One of the perks I enjoy as a parent is being able to dole out interesting punishments when my kids stray from the straight and narrow.
Usually, our children are aces when it comes to knowing what’s expected of them, but every now and then they get this crazy notion that they can outsmart us. I love seeing their best laid plans unravel before my very eyes. Even when I know I’ve got ‘em, I enjoy watching as they feverishly dig themselves a deeper and deeper hole with the shovel of deceit.
Well, our 15-year old son tried to pull a fast one on us today. And, as expected, he failed miserably.
He knows that his grades determine how much computer, XBox, and television time he gets. It’s a simple reward system…get good grades and you can wield all the nerdy little power swords and kill all the zombies you want. He also knows that poor performance in school means less geek time.
The school he attends sends home progress reports every so often so that we can spot-check our kids and gauge how long we can expect to support them after graduation.

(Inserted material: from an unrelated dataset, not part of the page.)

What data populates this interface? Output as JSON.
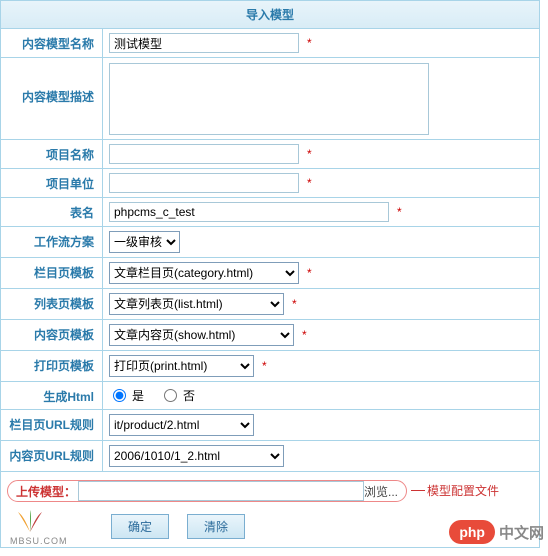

The students then have to return signed progress reports within 7 days of receiving them or they get publicly flogged in the courtyard (this ramification may not be entirely accurate).
This past weekend, our son had fun-filled days planned, and he enjoyed them wholeheartedly. This morning, on his way to school, he pulls out a crinkled wad of progress reports in mid-drive and says, “Oh, yeah, you have to sign these so I can turn them in. They’re due today.”
If you’re a parent, you already spot his ploy. If you don’t, God help you.
This little cretin’s plan was to use heavy traffic and a tight schedule to his advantage. He thought that Heather would opt to sign his progress reports, sight unseen, just to avoid a backlog of cars. Little did he know that she cares more about his education than roadway etiquette.
My wife perused his reports and saw all A’s on the beginning pages. Then, on the last page, the most crinkled of them all, test scores of 70 and 72 lurked in Geometry. Flanking these abysmal scores were quiz grades of 50 and 55.
When asked why he waited until just minutes before the progress reports were due before bringing them to her attention, he gave the classic teenage response, “I forgot.”
I know it’s obvious, but this little wiz conveniently “forgot” so that his weekend plans wouldn’t be ruined, and so that he could score as much XBox time as possible before the imminent and inescapable backlash.
Along with misdeeds come punishments, and while my kids know we’ll never resort to anything physical, they usually don’t like my creativity when it comes to sentencing. He wasn’t being punished for “forgetting”, he was being punished for the bad grades. I’m all for video games and entertainment but when it encroaches on school performance, he knows we’ll have him cut back.
Ultimately, I decided to take away his XBox for two weeks. It is, after all, a teenage boy’s raison d’être…ranked right up there with food and Clearisil in importance (both of which are a distant second).
Rather than just tell him that he lost his XBox so that he can spend more time on his math studies, I decided to make my point without even saying a word.
Considering he only pays attention to things that are connected to an XBox controller, it was a no-brainer move, and I had fun with this one all night long.
“What’s the problem? Now you you’re plugged into Geometry.”
“Let’s play math!”
“Where’s the power button?”
“Let’s duel! You be Rhombus and I’ll be Polygon.”
“How many hit points does an isosceles triangle have?”
It. Was. Awesome.
As a parent, you know you hit the punishment mother lode when you hear a genuine agonizing groan from your child. Pat yourself on the back if you manage to get them to collapse to the floor in an exasperated heap. And buy yourself something special if they continue to whine about how unfair you are. Eliciting all of these reactions in one full swoop is the parenting equivalent of baseball’s triple play.
Well, chalk another one up for our team.
In the end, his test scores improved to the high 80′s and his retest was an A-. After two weeks, his xBox was returned, he was happier for it, and his school performance was vastly improved.
Win, win, win.